 See UNGA ‘Supplement to an Agenda for Peace: position paper of the Secretary-General on the occasion of the 50th anniversary of the United Nations’ (1995) UN Doc A/50/60
 See for instance Peter Finkenbusch, ‘Liberal peace: from civilising mission to self-doubt’ (2021) 33 Global Change, Peace & Security, 163 for a survey of critiques against peacebuilding as civilising mission
 Roland Paris, ‘International peacebuilding and the ‘mission civilisatrice’ (2002) 28 Review of International Studies 637
 Imagineering, derived from “imagination” and “engineering,” is the term used by the Walt Disney Company in relation to its research and development process for its theme parks and other attractions. See Craig Causer, ‘The world of Walt Disney Imagineering’ (2019) 38 IEEE Potentials 4

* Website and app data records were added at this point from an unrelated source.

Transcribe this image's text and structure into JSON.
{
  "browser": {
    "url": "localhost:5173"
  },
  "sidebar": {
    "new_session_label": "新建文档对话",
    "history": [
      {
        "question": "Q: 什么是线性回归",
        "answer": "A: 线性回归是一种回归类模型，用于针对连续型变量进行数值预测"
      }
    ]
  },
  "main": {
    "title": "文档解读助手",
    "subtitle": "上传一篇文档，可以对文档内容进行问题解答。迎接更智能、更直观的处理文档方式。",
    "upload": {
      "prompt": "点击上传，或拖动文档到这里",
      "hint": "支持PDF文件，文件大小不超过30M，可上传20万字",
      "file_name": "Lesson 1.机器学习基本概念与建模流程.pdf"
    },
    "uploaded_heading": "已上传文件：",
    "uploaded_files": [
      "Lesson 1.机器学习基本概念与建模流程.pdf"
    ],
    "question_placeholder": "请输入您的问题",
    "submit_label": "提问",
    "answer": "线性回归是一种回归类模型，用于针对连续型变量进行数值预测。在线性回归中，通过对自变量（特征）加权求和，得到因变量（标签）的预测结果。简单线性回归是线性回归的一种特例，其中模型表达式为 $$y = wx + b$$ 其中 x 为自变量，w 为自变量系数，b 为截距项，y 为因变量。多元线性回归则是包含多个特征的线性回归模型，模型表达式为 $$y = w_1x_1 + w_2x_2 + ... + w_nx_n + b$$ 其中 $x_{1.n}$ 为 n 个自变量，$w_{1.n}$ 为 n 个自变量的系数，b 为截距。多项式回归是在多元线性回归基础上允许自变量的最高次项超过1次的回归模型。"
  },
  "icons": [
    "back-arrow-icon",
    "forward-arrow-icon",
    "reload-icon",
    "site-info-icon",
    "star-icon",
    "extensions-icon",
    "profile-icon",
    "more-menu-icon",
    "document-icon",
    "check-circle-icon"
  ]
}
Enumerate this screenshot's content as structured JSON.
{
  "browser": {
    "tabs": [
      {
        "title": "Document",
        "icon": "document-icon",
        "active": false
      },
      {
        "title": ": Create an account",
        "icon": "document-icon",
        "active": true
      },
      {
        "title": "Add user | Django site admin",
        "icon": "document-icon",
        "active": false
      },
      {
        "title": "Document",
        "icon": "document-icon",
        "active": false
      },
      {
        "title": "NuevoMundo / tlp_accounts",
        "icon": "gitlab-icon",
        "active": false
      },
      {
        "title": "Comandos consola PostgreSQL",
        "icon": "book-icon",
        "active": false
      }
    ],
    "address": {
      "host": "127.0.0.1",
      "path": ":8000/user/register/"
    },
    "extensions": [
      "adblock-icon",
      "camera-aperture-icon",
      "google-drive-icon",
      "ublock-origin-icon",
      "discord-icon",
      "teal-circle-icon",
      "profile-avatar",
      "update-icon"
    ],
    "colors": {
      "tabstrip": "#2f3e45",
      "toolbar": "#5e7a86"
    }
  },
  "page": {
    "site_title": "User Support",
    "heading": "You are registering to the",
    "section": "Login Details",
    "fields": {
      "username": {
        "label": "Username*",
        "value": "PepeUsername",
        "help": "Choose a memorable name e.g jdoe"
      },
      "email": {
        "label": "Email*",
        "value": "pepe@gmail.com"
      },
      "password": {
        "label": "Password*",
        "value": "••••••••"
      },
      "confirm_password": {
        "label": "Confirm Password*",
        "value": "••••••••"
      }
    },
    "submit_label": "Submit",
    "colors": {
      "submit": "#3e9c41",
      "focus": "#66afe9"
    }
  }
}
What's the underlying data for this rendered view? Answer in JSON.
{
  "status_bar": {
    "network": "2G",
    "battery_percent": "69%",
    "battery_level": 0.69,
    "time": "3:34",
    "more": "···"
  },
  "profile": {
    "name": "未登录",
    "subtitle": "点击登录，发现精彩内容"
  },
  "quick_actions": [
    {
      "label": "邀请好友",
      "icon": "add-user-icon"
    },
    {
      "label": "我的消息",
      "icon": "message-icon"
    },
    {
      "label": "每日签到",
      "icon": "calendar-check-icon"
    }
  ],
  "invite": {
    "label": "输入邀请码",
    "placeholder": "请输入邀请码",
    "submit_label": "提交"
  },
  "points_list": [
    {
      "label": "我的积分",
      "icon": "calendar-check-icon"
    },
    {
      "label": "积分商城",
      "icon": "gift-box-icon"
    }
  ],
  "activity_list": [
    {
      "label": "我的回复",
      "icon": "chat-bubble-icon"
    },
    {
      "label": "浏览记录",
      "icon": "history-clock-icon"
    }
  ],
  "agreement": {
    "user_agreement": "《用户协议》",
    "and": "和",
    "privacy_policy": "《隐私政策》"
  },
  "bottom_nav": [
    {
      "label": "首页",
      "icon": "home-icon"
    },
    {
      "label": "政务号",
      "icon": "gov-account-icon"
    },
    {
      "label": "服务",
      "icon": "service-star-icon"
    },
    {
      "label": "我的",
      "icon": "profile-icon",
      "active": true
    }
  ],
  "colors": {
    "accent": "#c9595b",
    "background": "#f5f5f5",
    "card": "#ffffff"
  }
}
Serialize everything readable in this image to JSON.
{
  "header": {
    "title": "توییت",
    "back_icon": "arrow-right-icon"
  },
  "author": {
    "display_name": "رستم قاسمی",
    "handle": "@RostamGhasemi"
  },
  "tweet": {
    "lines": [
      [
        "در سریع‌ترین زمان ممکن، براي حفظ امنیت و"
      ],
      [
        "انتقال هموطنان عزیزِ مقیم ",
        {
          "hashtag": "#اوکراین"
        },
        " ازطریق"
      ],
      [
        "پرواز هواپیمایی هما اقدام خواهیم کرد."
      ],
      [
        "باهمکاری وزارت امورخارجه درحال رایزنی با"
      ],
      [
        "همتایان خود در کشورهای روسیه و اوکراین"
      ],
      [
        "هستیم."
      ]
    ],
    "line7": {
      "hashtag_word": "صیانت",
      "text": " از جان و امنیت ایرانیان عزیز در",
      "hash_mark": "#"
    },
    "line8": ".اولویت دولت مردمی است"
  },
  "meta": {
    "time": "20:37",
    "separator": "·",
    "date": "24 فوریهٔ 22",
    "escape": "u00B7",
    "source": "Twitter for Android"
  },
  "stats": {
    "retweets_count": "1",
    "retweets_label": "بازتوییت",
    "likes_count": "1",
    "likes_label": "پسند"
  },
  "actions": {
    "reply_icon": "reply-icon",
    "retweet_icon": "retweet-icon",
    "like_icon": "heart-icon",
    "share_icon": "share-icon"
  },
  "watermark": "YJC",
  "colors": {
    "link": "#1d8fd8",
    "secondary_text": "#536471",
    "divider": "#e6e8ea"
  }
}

 UNGA ‘An Agenda for Peace, Preventive Diplomacy, Peacemaking, and Peace-keeping’ (1992) UN Doc A/47/277 – S/24111
 Paris Roland, ‘Saving Liberal Peacebuilding’ (2010) 36 Review of International Studies 337
 Maxim Mancino and Srinjoy Bose, ‘Land rights in peacebuilding discourse: domination and resistance in Timor-Leste’s Ita Nia Rai program’ (2021) Australian Journal of International Affairs 1
 Meaning “our land” in the Tetum language
 Mancino and Bose (n 7)
 Bernardo Almeida, ‘The Law and Its Limits: Land Grievances, Wicked Problems, and Transitional Justice in Timor-Leste’ (2021) 15 International Journal of Transitional Justice 128
 Interviews conducted by Richmond and Franks in Oliver P. Richmond and Jason Franks, ‘Liberal Peacebuilding in Timor Leste: The Emperor’s New Clothes?’ (2008) 15 International Peacekeeping 185 cited in Mancino and Bose (n 7)
 Mancino and Bose (n 7)
 Almeida (n 10)
 Finkenbusch (n 2)
 ‘Supplement to an Agenda for Peace’ (n 1)